Next was the first of the dishes off the menu. When the soup plate arrive, it only contained the mignonette of vegetables, accompanied by the foie gras, sandwiched between two thin slices of dark rye bread. If mignon already means dainty, then the mignonette was the tiniest dice of vegetables I've ever seen, yet so consistent in size and shape that it was almost like putting a mouthful of rainbow sprinkles in your mouth. When the lentil soup was poured around it, the thick velvety soup slowly encircled the vegetables in a slow ooze. 

The pot-au-feu soon followed - what I thought of as a rustic dish while reading Jeffrey Steingarten's It Must've Been Something I Ate was elevated and refined from what I thought of as a winter-warming one-pot meal. Yes it comprised of a consomme, bone marrow and meat, cooked with vegetables, but here each component was perfectly cooked. The beef cheeks were so tender - all the fat that marbled the muscle was almost meltingly soft. On top of that, coins of rich marrow were scattered, resembling white scallops. Then the consomme was poured over everything - limpid and clear, but so flavorful. I have never tasted consomme that was so pure - it seemed almost evil to cut into the vegetables or the meat and cloud up the soup.

This was served with a trio of sauces - a tarragon mustard, a lemon sabayon and (my favorite) a sauce made of grated egg, with cornichons. The sourness of the sauce livened up the beef cheeks, but again, I couldn't bring myself to spoon any into the stock, which was already flavored perfectly.

Dessert was to follow - the chocolate fondant with layered praline and chicory cream. The fondant was rich, but the praline really was the counterfoil to that, being crunchy - almost like a really elegant Rice Krispy treat. (Is it sacrilegious to make that comparison?!)


Almost at the end - or so we thought! We were presented with a plate of four petit-fours (does that make it a petit-sixteen!?). Top left was boiled egg white, with a raspberry coulis - almost like a filled marshmallow. This was complemented by the cold raspberry sorbet of top of what was almost a Lucky Charms marshmallow bit (apparently called a "marbit") - it had that squeaky-between-the-teeth feel that comes with the cereal. 

If I missed the first amuse-bouche, then it seemed pretty obvious that I was going to miss the last dessert as well - an Earl Grey sorbet on top of creme anglaise. By the end of the meal, I was fully sated and so happy you could've rolled me off my chair. 
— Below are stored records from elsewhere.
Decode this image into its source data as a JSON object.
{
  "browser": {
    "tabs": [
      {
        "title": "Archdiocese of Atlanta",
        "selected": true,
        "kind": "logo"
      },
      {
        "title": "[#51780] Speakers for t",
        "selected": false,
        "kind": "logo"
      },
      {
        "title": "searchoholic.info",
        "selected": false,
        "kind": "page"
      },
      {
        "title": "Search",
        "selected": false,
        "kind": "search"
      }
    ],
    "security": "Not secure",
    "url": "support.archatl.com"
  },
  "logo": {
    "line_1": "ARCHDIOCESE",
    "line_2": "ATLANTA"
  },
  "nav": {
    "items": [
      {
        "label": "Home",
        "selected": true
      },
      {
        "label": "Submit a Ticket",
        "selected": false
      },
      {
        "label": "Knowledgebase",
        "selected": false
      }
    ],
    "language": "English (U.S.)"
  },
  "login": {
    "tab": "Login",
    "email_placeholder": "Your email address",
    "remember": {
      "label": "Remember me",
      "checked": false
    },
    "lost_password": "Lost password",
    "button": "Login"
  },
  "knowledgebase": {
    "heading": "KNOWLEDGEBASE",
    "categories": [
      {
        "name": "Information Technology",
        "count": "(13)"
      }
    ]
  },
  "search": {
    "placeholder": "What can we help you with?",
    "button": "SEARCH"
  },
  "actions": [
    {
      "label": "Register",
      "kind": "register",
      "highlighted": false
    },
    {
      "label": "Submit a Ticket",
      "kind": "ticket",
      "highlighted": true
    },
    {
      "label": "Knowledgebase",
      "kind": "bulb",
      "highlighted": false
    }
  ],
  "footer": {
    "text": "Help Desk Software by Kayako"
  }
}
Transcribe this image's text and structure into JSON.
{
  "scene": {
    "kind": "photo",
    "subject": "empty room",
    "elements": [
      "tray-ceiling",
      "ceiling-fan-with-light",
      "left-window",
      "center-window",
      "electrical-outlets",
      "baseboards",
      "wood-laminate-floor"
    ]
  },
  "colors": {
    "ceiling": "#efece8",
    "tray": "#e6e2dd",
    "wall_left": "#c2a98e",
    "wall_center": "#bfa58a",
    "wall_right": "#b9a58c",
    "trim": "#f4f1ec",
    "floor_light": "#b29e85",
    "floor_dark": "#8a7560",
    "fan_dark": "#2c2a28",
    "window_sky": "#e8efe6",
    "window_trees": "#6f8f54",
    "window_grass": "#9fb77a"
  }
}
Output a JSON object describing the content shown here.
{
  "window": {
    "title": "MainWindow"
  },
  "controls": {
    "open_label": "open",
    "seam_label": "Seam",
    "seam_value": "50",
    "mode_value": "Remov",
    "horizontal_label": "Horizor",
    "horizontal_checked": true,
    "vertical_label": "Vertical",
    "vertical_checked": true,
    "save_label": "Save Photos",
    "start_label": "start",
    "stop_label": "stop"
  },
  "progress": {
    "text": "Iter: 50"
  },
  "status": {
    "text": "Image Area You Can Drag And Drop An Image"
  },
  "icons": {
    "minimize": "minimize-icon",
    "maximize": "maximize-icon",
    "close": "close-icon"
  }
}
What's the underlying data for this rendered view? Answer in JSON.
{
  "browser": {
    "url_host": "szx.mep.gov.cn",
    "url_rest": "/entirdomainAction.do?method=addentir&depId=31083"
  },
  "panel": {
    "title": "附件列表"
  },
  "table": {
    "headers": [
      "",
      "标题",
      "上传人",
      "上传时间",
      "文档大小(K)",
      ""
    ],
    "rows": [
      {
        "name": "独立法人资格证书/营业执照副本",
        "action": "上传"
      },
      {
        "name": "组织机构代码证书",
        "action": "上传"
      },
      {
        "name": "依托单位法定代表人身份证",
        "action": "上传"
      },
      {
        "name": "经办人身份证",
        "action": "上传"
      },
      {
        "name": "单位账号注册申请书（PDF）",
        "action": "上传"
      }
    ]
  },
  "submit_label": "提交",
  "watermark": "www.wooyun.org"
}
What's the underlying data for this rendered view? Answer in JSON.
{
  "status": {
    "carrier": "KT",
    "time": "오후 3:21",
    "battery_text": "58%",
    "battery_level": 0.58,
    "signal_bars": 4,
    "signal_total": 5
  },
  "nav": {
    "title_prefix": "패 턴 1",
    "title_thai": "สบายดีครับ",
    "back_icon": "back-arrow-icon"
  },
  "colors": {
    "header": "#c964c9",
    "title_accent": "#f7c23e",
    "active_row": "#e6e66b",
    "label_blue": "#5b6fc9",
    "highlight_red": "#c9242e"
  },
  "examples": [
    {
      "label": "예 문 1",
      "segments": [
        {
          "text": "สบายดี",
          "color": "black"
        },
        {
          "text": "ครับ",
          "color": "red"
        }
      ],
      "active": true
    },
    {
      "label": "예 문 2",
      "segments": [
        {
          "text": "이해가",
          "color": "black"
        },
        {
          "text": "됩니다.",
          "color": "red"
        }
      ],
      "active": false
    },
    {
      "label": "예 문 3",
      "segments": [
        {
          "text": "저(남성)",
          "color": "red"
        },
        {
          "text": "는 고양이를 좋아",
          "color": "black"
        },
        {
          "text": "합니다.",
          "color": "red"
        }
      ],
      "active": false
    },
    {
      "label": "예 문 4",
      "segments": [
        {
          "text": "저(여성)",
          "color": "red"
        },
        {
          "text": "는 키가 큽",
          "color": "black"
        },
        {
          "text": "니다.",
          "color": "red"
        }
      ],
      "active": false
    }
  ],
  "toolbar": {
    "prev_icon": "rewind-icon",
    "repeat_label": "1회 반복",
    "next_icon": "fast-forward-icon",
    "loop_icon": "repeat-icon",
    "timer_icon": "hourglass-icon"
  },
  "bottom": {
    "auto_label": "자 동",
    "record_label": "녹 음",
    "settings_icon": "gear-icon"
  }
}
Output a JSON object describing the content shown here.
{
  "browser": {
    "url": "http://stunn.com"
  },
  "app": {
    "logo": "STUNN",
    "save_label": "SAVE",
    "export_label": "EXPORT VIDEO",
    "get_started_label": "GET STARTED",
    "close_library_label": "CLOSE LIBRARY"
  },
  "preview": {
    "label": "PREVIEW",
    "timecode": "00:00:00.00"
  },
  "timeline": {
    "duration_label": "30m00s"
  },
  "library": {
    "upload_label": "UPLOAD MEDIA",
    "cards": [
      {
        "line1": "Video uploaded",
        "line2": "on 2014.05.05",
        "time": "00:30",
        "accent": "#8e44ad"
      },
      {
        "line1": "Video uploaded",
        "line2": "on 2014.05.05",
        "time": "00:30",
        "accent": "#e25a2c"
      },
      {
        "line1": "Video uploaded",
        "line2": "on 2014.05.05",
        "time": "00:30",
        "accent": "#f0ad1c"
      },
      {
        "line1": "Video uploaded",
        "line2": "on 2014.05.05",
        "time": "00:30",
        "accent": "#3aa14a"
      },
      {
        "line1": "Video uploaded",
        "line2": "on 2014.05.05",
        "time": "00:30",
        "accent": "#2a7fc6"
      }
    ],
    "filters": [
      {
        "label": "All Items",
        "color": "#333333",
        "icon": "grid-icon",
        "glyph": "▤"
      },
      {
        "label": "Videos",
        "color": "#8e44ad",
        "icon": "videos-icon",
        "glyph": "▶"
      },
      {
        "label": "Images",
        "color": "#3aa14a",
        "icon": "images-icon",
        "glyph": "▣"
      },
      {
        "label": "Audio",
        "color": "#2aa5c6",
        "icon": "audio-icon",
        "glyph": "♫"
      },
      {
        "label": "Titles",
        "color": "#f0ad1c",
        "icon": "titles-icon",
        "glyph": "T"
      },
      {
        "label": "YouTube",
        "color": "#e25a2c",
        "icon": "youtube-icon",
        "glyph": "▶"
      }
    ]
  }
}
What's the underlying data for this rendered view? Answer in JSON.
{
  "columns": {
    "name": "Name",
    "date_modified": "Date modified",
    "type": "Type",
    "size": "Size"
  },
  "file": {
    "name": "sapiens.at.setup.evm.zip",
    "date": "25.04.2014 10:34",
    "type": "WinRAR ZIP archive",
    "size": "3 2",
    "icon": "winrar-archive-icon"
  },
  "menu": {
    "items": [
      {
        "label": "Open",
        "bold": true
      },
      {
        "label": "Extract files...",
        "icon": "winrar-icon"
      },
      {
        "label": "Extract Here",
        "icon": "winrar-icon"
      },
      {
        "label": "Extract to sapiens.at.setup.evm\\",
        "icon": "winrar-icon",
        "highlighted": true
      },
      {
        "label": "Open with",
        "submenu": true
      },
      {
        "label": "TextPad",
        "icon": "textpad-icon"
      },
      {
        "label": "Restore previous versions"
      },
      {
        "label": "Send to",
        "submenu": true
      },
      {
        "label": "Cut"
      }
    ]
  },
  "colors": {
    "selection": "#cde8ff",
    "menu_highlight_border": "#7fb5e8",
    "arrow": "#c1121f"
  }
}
Top points also go to the staff of Guy Savoy for their service, and the good humor with which they fielded all our questions, going to the extent of entering the kitchen for a sample of chicory for us to smell when we asked about this unusual ingredient. The exemplary service shown by the team definitely made the experience so much more enjoyable.

address: the shoppes, atrium 2, L2-01, marina bay sands
tel: +65 6688 8513
www: http://www.marinabaysands.com/Singapore-Restaurants/Celebrity-Chefs/Guy-Savoy/